ENTRIES PROVIDED
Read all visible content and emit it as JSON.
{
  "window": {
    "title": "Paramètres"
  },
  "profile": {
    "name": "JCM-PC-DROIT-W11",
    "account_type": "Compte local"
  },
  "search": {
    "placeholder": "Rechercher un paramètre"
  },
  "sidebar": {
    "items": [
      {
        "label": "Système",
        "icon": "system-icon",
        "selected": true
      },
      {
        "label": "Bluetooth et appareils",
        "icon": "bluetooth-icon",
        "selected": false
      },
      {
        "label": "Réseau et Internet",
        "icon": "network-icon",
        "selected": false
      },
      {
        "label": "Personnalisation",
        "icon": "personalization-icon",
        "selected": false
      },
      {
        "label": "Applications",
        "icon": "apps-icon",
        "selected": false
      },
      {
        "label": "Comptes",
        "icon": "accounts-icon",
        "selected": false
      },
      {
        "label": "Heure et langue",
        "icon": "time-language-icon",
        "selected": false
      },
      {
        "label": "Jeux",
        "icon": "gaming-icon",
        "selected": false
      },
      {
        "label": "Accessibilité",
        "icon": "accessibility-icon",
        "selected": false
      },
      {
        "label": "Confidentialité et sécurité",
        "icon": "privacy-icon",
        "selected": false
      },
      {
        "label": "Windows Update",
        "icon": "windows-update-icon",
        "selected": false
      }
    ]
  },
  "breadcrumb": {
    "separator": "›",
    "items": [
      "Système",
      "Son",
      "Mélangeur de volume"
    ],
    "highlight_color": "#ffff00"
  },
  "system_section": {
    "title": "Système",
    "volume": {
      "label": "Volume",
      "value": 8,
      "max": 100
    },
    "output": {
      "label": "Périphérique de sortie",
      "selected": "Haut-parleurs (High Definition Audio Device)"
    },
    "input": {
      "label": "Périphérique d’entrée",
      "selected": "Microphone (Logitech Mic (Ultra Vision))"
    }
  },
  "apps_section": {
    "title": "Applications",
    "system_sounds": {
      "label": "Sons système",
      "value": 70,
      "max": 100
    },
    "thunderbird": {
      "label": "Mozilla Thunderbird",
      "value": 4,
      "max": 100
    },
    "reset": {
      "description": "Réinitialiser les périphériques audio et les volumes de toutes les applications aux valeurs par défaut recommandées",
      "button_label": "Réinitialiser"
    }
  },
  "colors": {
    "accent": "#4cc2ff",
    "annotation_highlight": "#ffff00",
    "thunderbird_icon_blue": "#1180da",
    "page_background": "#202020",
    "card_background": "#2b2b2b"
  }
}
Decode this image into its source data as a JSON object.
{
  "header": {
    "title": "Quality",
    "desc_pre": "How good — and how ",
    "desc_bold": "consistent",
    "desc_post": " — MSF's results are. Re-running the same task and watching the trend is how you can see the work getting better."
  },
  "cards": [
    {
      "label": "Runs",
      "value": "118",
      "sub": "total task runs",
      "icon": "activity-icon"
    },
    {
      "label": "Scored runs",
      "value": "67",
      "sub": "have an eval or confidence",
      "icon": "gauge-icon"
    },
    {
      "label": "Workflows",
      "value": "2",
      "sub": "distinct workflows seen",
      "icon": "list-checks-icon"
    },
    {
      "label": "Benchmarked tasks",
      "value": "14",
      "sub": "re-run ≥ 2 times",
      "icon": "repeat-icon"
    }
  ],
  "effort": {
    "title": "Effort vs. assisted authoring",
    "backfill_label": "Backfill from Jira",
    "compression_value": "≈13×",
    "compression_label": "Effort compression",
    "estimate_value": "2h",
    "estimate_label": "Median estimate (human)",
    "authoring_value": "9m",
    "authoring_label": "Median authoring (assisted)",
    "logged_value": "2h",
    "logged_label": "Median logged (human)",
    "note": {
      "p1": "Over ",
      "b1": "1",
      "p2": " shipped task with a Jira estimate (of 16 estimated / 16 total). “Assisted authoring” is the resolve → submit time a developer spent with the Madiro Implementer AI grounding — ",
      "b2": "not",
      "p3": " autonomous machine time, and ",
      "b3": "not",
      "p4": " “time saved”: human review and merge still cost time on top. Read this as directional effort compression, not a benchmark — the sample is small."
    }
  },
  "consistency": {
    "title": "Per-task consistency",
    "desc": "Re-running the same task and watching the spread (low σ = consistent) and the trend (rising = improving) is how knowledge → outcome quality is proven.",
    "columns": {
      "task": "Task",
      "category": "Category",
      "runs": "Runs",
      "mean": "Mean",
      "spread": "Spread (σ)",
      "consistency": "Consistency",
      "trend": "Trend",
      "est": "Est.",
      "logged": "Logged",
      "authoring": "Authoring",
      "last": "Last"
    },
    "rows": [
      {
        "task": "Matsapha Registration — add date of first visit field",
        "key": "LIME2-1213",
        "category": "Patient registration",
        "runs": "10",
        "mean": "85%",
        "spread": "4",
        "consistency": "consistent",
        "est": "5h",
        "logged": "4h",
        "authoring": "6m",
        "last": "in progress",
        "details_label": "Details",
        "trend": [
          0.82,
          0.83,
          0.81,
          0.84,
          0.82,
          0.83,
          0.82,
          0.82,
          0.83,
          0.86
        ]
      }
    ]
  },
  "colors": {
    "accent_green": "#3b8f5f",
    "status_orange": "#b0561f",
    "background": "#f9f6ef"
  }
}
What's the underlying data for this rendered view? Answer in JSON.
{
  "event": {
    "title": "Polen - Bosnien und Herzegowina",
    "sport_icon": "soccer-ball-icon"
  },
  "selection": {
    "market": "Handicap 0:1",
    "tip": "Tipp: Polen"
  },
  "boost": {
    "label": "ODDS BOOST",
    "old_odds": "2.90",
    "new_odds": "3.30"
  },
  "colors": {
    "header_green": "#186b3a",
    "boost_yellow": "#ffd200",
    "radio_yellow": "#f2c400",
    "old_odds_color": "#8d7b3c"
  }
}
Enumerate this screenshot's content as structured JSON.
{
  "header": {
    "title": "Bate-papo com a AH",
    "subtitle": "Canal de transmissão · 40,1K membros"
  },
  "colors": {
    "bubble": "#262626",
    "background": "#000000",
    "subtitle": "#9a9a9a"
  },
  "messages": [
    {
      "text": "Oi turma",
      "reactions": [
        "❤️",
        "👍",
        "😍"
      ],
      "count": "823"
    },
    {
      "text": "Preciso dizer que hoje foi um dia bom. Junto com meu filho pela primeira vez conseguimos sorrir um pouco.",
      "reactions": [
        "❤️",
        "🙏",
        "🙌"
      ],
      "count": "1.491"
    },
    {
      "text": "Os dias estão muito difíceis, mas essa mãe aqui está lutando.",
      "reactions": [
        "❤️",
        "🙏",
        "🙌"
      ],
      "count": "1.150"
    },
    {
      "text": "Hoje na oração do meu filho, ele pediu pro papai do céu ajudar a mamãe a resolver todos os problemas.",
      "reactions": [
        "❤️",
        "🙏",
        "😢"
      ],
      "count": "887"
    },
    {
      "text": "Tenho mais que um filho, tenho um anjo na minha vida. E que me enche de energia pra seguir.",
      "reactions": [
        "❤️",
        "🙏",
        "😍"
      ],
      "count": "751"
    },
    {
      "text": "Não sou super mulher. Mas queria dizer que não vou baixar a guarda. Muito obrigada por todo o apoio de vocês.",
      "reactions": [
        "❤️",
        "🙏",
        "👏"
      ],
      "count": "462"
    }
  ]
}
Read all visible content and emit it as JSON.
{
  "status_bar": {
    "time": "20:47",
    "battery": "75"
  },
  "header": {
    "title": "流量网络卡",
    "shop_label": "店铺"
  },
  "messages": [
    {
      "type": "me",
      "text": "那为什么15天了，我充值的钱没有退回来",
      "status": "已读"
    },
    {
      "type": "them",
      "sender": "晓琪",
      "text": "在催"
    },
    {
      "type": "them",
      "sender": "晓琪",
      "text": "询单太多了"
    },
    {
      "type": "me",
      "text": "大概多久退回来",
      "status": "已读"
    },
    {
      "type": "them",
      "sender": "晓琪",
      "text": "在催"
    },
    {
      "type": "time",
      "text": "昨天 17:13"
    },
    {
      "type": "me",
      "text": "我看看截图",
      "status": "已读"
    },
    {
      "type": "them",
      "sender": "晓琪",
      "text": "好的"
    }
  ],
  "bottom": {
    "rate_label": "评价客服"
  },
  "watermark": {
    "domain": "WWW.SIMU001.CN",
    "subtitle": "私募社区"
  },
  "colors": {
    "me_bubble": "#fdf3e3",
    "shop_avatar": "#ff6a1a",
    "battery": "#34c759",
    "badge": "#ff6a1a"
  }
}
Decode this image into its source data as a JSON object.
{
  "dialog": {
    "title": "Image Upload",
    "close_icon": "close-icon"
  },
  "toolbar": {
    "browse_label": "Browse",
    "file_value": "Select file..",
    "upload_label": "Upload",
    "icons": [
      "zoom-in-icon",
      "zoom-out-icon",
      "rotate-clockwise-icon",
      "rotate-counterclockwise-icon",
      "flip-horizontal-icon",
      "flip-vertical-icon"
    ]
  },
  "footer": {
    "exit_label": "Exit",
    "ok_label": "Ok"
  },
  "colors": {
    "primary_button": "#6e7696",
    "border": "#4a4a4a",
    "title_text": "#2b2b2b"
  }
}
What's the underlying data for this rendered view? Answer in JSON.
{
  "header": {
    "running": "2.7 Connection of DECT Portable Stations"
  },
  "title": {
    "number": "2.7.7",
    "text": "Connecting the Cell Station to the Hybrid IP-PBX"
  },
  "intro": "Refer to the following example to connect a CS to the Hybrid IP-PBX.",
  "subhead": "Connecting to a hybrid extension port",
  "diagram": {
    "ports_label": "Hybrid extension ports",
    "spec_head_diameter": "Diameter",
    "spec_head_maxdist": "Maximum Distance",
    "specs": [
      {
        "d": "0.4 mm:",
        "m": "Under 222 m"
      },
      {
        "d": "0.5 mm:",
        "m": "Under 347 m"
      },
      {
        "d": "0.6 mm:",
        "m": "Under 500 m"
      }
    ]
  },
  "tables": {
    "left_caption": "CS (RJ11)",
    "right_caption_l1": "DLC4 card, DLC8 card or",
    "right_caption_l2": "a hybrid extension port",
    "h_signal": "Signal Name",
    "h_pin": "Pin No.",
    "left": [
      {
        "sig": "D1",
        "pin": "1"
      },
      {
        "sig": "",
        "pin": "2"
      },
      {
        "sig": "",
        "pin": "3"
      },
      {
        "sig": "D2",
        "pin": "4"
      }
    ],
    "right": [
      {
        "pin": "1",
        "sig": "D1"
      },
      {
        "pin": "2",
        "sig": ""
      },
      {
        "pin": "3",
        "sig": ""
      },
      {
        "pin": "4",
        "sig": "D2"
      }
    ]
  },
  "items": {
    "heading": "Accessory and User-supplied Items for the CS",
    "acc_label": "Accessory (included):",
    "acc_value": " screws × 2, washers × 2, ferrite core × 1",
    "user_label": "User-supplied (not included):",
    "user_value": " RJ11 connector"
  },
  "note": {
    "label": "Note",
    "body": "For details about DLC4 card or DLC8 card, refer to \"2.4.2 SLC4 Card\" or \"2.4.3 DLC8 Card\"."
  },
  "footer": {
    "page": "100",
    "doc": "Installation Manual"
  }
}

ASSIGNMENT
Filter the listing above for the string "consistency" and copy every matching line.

PROBLEM SOLUTION
  "consistency": {
    "title": "Per-task consistency",
      "consistency": "Consistency",
        "consistency": "consistent",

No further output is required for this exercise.